That is one of the main conclusions of a new survey by researchers from Duke University Medical Center and Johns Hopkins University. Their study found that 41 percent of the clinical trial coordinators surveyed had experience disclosing financial aspects of the trial to potential participants, and 28 percent of the coordinators had been asked by participants about potential financial conflicts.
Financial interests can include such things as corporate support for the costs of the trial and its personnel, a researcher's consulting contract with a company that has a vested interest in a trial and an investigator's ownership of stock in a sponsoring company. Clinical trial coordinators usually conduct most of the informed consent process by explaining to potential participants such details of the study as possible health benefits and risks. But more frequently now, the talk also includes financial conflicts of interest when they are relevant to the particular trial.

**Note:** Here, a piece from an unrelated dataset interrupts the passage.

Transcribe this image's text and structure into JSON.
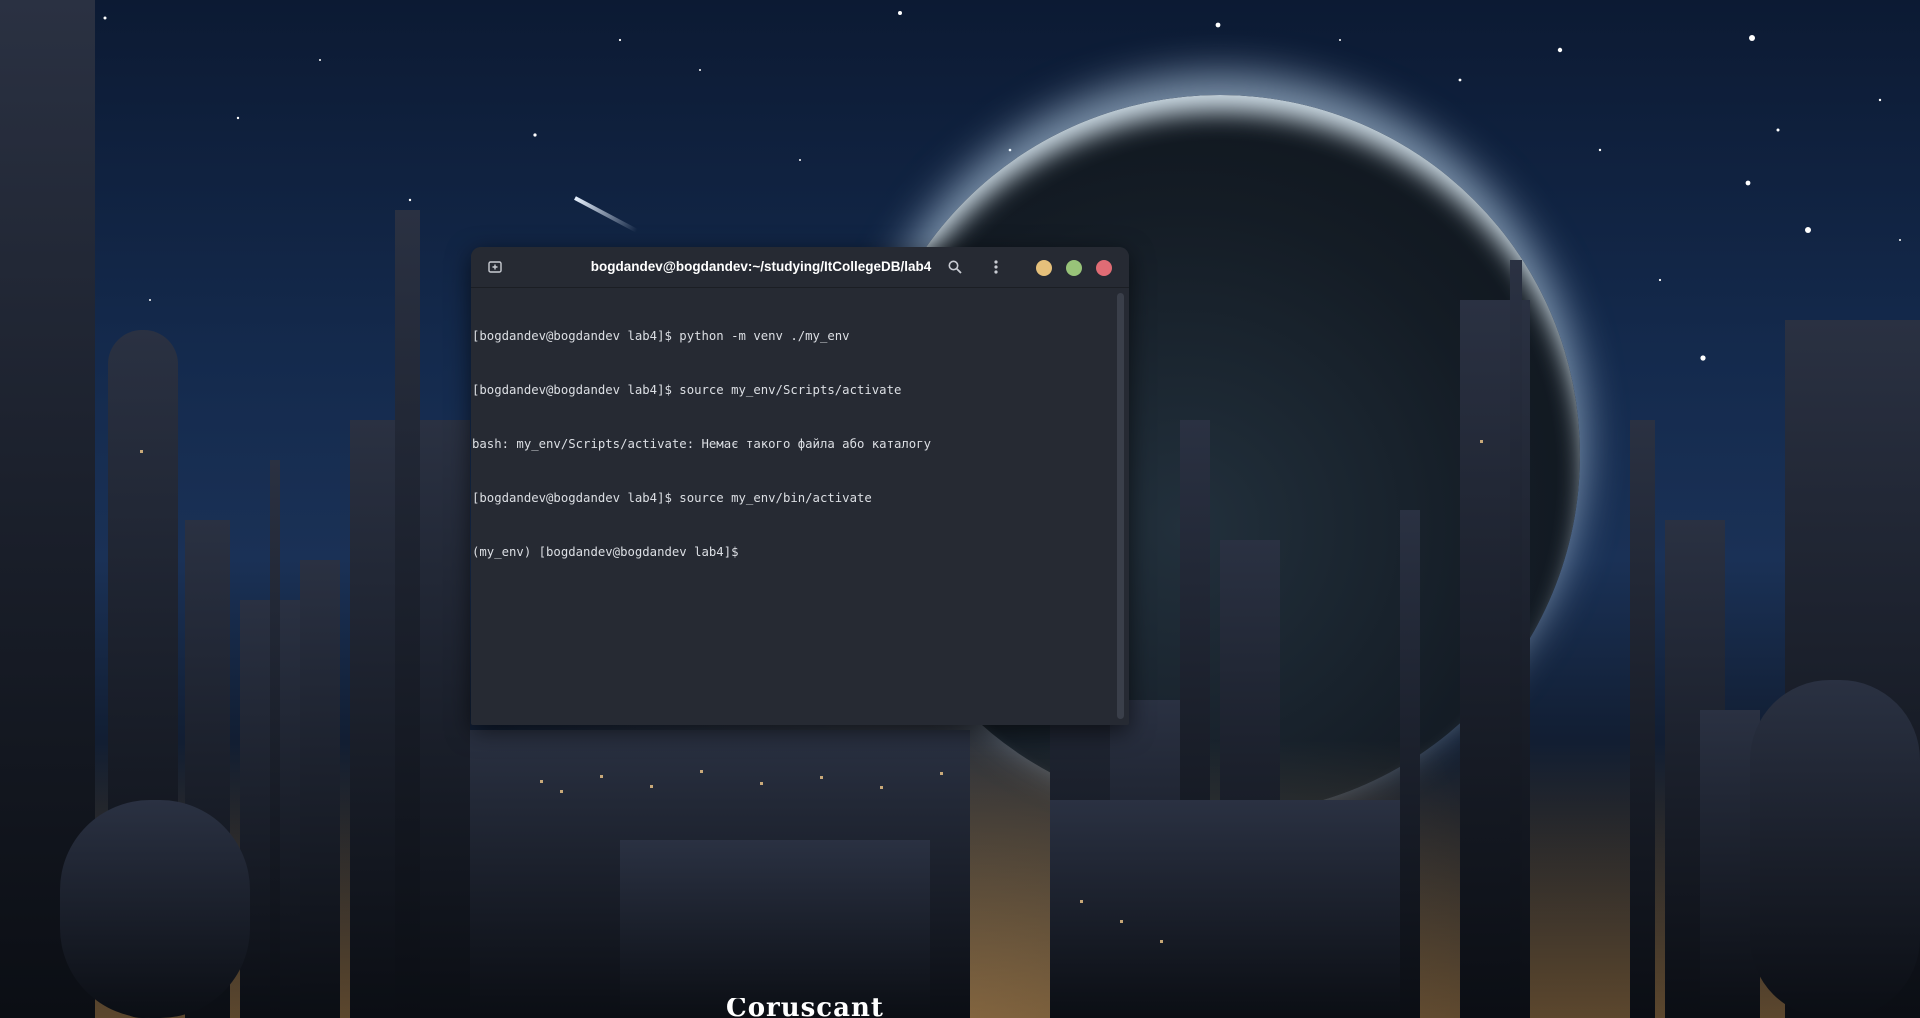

"We found that coordinators who had more experience discussing financial matters felt more comfortable in discussing them with potential clinical trial participants," said Joelle Friedman, who presented the results of the latest survey April 22, 2007, during the annual meeting of the Association of Clinical Research Professionals in Seattle. Jeremy Sugarman, M.D., of Johns Hopkins Berman Institute of Bioethics, also participated in the presentation.
"When we asked the coordinators what they felt were the major barriers to providing financial information to patients, 76 percent cited lack of information about the financial aspects of the trial and 26 percent said they didn't think the patient would understand the disclosure," Friedman continued.